The theme of this meeting is to raise awareness through presentations and discussions about the latest and most effective methods to educate the blind and developmentally-delayed children.
This early November two-day Conference is to assist teachers and parents to better comprehend the multiple different options for kids to develop. The conference is also to fine-tune and find the newest techniques for caregivers to be more experienced in information.
Danish psychologist Dr. Lilli Nielsen created the viewpoint of Active Learning 40 years ago. Nielsen is author to many books revolving around the philosophy of Active Learning tutorials like Little Room, Support Bench and Hopsa-Dress. During the conference, the methods will be discussed and tools such as developing critical motor skills, social comfort, spatial relations and basic life skills will be implemented for educational purposes.
The non-profit organization, Penrickton Center for Blind is an agency that provides five-day residential, day care and consultation/evaluation services for children aged 1-12 coping with disability and blindness.
The center not only caters to the blind, but also children suffering with cerebral palsy, epilepsy, developmental delay, brain damage and deafness. The center uses occupational therapy to support child and family development.
Blind children tend to become passive, waiting for adults to administer learning strategies. The Active Learning philosophy is to focus on creating a diverse learning space that encourages children to become ‘active learners,’ according to the press release. The idea goes for people coping with mental disorders as well.

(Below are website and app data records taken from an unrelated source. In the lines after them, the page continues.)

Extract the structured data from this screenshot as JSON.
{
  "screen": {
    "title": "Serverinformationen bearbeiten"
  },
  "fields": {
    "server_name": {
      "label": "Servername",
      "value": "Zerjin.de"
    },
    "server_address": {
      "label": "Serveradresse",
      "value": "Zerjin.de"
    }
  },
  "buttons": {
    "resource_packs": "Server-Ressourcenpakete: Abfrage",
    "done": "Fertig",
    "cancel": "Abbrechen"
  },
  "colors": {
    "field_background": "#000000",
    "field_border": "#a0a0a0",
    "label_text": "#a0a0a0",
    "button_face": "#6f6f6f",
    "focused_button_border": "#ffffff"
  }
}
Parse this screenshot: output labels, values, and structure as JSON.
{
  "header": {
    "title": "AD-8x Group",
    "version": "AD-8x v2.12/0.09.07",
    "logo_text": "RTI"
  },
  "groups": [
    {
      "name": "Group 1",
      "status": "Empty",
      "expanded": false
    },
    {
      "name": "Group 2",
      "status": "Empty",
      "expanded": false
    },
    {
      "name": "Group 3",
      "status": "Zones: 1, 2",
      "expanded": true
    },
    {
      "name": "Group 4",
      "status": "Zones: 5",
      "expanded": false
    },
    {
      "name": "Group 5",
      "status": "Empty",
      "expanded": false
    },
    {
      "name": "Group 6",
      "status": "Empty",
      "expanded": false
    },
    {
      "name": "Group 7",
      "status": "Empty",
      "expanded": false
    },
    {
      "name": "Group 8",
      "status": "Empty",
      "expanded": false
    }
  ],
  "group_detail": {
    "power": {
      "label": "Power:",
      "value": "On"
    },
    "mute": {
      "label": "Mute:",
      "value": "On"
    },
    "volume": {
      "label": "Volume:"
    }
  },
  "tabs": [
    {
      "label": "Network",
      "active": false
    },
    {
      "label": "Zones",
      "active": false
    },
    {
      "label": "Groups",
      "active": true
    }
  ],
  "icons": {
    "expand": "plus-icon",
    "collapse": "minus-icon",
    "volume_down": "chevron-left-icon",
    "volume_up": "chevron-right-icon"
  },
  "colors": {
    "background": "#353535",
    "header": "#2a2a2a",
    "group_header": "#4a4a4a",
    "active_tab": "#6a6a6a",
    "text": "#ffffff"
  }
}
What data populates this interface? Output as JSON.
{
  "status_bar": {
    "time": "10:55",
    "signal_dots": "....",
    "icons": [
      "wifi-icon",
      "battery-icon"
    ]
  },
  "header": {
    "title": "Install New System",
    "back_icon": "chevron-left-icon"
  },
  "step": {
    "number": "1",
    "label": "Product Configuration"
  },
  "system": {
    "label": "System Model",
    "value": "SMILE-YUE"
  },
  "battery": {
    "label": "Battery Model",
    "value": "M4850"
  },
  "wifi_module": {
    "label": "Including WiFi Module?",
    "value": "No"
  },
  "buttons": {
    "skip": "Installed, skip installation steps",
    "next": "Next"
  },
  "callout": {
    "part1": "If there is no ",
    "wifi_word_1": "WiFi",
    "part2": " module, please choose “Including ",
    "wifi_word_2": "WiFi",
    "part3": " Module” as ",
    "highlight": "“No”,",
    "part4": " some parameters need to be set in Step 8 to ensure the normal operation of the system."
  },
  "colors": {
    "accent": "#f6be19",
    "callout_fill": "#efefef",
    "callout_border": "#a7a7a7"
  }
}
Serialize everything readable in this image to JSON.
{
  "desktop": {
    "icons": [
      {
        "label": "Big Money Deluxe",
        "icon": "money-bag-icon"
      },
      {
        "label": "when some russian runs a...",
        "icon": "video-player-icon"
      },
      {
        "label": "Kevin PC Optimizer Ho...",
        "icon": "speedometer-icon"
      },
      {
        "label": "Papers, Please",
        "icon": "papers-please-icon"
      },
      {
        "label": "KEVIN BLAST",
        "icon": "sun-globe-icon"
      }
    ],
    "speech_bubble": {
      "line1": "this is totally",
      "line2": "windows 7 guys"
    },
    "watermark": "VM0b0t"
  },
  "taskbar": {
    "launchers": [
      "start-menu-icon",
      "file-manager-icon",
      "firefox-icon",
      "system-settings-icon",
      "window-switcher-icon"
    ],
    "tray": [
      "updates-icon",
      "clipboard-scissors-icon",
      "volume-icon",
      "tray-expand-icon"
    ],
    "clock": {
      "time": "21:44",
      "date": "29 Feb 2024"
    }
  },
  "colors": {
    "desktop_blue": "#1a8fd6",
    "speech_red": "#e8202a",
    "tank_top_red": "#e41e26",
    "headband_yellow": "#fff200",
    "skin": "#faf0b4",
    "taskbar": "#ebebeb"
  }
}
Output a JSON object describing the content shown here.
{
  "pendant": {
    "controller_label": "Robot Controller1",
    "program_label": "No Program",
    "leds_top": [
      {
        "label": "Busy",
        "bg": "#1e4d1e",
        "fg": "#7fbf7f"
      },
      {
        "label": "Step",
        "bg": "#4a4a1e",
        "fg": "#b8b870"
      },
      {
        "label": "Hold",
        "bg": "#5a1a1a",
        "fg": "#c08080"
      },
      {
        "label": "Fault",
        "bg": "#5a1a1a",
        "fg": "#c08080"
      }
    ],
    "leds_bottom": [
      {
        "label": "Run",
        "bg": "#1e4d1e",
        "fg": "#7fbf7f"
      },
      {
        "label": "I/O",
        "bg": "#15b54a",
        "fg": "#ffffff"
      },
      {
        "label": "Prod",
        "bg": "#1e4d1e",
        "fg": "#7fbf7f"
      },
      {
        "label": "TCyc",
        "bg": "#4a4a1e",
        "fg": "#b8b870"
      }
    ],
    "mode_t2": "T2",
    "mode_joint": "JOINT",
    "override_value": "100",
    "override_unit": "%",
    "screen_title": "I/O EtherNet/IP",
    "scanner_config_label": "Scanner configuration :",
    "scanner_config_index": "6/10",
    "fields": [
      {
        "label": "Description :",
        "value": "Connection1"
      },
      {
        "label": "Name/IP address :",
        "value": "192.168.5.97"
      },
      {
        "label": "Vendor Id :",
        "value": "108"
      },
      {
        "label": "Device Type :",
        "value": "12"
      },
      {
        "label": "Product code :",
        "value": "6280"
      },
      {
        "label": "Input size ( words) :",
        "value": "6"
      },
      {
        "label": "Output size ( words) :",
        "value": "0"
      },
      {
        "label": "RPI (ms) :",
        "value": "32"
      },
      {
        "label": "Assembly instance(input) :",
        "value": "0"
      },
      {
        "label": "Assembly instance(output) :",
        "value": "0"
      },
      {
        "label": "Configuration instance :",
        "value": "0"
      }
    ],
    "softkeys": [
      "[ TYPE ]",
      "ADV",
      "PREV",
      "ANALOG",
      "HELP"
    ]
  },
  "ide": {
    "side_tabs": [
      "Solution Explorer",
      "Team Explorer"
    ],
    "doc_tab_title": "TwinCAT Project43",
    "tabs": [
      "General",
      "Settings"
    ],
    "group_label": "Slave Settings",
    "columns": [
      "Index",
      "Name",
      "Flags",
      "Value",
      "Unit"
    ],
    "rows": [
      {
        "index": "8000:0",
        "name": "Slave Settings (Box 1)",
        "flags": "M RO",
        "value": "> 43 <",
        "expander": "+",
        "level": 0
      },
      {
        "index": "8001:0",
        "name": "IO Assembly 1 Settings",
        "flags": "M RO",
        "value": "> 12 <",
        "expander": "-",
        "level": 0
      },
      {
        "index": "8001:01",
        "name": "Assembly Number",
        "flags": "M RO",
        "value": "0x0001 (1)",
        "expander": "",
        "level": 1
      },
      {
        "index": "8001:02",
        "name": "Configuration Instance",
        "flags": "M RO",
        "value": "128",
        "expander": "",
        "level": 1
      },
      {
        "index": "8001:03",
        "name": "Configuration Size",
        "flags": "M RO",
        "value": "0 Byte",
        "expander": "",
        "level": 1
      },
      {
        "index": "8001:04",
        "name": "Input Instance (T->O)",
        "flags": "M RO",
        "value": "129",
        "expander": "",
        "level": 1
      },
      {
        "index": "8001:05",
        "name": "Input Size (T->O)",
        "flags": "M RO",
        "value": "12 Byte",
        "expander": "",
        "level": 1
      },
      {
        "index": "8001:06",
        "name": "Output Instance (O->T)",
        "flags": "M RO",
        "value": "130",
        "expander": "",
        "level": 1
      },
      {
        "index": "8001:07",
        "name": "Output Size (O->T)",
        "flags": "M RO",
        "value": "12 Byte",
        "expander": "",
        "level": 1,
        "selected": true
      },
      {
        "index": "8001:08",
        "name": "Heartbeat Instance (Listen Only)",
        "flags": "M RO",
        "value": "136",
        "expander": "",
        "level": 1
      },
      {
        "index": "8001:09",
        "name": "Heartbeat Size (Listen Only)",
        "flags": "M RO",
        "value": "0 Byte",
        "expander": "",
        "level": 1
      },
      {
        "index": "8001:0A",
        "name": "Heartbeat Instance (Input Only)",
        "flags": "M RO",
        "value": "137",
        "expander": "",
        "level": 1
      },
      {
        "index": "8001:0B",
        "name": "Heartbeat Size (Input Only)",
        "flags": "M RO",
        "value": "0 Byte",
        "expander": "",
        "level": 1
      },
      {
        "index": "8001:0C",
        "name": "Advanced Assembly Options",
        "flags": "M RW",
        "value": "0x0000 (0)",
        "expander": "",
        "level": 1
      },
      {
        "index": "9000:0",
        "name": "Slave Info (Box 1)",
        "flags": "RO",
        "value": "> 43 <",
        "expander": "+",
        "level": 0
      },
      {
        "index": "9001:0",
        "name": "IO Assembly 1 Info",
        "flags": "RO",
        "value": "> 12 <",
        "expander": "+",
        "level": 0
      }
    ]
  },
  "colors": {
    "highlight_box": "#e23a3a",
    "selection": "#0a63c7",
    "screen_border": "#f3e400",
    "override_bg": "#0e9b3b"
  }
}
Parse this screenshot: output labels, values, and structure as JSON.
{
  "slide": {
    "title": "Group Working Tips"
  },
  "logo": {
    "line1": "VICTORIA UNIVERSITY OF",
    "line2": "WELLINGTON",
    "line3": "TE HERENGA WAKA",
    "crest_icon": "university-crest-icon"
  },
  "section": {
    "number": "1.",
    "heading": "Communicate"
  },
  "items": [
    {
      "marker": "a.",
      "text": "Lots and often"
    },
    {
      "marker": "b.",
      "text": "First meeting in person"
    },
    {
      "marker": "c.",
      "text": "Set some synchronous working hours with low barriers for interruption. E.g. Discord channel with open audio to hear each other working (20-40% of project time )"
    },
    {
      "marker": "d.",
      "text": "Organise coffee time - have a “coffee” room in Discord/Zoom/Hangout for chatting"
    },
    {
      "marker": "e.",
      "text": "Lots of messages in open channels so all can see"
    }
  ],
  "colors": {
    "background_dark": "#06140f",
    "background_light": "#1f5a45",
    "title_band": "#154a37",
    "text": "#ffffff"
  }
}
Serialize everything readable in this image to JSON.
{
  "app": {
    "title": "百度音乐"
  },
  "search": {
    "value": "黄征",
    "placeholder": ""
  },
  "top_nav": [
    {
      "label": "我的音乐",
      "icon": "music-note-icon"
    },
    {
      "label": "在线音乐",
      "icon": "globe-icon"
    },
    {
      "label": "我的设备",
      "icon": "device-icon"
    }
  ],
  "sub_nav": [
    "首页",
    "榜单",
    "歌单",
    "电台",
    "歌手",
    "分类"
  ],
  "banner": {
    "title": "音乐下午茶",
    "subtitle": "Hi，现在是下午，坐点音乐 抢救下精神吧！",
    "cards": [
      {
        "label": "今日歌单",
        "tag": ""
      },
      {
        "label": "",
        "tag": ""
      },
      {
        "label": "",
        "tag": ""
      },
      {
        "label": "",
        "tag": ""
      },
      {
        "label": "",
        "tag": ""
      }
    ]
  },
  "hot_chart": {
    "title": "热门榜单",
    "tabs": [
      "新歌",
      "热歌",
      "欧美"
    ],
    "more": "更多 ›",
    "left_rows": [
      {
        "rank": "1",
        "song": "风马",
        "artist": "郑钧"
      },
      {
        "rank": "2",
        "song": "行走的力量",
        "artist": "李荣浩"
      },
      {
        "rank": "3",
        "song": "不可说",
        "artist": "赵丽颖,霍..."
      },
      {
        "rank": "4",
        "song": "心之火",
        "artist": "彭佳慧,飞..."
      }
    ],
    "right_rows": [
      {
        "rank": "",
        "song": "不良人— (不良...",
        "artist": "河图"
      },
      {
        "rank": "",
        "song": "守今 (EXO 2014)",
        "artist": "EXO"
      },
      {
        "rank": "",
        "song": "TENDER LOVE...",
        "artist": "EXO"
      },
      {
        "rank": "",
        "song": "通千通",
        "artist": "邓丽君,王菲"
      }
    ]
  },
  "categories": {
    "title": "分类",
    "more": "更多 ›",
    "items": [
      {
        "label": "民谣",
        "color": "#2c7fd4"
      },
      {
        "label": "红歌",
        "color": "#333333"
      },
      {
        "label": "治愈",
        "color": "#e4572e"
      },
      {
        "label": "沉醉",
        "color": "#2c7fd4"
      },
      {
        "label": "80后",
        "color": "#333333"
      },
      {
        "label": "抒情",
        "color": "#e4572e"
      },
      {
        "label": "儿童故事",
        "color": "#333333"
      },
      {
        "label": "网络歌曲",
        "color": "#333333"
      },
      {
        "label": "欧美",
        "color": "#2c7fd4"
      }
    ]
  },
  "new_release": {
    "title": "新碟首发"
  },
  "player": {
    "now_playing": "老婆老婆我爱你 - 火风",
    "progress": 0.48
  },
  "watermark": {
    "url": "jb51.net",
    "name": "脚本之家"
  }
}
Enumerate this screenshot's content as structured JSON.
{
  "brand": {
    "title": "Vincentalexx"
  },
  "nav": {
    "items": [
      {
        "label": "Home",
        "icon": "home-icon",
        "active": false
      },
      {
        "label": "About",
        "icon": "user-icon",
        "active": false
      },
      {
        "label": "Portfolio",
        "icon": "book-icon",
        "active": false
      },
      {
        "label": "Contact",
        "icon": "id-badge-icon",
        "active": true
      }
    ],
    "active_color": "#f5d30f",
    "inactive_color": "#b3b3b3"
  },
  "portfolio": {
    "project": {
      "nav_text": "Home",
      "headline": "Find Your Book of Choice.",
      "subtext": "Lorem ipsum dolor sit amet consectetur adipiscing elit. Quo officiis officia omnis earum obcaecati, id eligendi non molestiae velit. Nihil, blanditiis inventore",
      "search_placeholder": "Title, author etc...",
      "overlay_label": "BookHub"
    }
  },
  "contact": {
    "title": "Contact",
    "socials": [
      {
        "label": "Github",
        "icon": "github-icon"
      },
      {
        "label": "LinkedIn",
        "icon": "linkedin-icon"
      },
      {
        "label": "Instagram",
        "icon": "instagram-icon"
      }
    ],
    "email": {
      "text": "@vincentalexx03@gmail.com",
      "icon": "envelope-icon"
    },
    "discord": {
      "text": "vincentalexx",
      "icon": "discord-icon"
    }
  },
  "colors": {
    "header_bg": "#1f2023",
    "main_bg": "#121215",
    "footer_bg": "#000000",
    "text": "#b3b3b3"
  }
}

The Penrickton Center adopted the Nielsen philosophy and has used this method for more than 20 years.